PROVIDED RECORDS:

■ ■ ■ ■ ■

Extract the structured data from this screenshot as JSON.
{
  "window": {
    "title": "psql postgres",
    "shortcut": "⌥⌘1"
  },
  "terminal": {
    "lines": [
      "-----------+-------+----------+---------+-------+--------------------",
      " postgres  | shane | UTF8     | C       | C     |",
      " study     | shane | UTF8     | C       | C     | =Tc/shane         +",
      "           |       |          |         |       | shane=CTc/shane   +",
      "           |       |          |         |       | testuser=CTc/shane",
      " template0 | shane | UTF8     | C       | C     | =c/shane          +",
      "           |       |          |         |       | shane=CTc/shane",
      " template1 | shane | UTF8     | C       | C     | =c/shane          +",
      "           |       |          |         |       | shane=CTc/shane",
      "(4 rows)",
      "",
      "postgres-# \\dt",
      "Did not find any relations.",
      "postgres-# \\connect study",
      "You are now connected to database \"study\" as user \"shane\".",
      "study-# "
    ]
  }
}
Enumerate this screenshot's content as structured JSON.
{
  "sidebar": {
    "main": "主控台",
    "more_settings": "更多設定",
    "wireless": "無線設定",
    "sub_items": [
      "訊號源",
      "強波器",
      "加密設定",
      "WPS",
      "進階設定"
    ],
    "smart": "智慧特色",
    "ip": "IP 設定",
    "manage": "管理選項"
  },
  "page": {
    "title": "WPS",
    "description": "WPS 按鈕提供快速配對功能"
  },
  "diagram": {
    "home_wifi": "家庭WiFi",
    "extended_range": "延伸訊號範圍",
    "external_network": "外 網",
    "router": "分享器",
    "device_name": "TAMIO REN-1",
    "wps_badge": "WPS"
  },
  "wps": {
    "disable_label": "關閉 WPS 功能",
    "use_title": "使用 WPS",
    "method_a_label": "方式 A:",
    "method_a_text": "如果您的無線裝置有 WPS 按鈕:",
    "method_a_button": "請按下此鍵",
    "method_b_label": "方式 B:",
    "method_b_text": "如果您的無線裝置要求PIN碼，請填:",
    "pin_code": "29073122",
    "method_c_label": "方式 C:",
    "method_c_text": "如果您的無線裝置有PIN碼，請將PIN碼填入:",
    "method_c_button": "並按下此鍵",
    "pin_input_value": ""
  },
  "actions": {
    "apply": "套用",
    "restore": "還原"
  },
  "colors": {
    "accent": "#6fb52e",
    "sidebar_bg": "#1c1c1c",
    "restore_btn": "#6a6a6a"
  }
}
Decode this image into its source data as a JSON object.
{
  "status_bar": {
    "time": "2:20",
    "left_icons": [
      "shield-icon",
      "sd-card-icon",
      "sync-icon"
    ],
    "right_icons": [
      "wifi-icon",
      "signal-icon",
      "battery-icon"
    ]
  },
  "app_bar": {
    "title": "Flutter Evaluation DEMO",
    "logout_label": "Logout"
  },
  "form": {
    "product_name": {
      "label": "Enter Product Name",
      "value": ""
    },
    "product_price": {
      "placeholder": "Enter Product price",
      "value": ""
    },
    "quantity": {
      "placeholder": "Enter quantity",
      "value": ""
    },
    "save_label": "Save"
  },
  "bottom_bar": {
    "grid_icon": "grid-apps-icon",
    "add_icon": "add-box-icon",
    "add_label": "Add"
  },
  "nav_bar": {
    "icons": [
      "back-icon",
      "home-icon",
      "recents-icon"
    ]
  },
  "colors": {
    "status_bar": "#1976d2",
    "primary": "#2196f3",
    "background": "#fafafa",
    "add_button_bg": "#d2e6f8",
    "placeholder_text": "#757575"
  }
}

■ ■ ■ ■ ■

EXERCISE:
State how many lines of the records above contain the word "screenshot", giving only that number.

RESULT:
2